About this exercise.
Only lines containing the word "hash" belong in the answer; copy each one from the records.

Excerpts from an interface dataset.
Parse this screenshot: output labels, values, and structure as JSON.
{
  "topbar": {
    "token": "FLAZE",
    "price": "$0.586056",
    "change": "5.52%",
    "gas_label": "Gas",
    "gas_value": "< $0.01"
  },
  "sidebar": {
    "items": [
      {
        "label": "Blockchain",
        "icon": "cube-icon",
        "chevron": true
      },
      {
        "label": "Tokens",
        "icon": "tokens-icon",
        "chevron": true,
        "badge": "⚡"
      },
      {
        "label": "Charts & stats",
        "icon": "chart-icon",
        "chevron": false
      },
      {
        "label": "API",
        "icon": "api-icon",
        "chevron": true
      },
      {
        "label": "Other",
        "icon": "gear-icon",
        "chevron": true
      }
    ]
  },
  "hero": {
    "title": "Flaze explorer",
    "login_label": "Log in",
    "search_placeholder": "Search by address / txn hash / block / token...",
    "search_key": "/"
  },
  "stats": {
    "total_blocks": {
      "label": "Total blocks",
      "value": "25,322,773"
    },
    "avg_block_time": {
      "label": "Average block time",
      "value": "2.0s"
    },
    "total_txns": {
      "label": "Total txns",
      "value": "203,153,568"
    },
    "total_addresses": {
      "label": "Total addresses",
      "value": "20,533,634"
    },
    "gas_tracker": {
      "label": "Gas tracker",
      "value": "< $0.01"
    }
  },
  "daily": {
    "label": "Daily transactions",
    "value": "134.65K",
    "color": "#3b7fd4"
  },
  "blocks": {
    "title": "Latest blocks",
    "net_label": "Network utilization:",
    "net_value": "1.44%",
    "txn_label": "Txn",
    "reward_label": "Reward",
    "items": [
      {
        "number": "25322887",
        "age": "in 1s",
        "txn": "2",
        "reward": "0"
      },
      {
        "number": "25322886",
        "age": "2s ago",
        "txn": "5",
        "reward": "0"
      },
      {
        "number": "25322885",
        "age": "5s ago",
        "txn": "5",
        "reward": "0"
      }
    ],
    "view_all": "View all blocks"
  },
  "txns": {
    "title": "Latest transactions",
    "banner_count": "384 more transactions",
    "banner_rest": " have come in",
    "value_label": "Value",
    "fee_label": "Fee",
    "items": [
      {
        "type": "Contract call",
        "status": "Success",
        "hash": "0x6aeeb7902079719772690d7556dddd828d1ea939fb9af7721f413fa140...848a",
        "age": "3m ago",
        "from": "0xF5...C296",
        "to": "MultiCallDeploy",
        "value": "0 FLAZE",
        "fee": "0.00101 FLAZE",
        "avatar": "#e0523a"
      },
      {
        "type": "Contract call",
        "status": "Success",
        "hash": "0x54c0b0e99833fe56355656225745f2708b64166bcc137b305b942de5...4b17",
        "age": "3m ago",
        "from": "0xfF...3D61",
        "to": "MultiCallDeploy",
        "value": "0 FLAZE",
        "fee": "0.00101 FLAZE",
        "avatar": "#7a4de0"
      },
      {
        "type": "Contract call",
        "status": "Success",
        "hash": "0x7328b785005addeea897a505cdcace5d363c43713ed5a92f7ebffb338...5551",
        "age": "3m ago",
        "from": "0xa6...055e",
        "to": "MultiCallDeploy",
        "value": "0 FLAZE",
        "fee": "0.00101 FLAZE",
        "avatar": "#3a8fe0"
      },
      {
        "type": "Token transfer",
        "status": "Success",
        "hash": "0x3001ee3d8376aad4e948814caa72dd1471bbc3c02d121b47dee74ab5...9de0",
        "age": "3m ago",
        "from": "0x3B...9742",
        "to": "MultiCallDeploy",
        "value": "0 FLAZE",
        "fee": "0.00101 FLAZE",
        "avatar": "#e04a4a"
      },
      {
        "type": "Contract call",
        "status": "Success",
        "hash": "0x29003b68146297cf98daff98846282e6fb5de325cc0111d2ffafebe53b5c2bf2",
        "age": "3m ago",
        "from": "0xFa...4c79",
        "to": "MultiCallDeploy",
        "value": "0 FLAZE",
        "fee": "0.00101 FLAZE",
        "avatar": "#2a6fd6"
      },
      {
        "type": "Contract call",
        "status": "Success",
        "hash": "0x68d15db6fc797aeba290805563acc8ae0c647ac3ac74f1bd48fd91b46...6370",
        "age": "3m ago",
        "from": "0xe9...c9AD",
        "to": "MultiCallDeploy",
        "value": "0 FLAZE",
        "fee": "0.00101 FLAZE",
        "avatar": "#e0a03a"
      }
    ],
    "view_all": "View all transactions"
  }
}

Result.
    "search_placeholder": "Search by address / txn hash / block / token...",
        "hash": "0x6aeeb7902079719772690d7556dddd828d1ea939fb9af7721f413fa140...848a",
        "hash": "0x54c0b0e99833fe56355656225745f2708b64166bcc137b305b942de5...4b17",
        "hash": "0x7328b785005addeea897a505cdcace5d363c43713ed5a92f7ebffb338...5551",
        "hash": "0x3001ee3d8376aad4e948814caa72dd1471bbc3c02d121b47dee74ab5...9de0",
        "hash": "0x29003b68146297cf98daff98846282e6fb5de325cc0111d2ffafebe53b5c2bf2",
        "hash": "0x68d15db6fc797aeba290805563acc8ae0c647ac3ac74f1bd48fd91b46...6370",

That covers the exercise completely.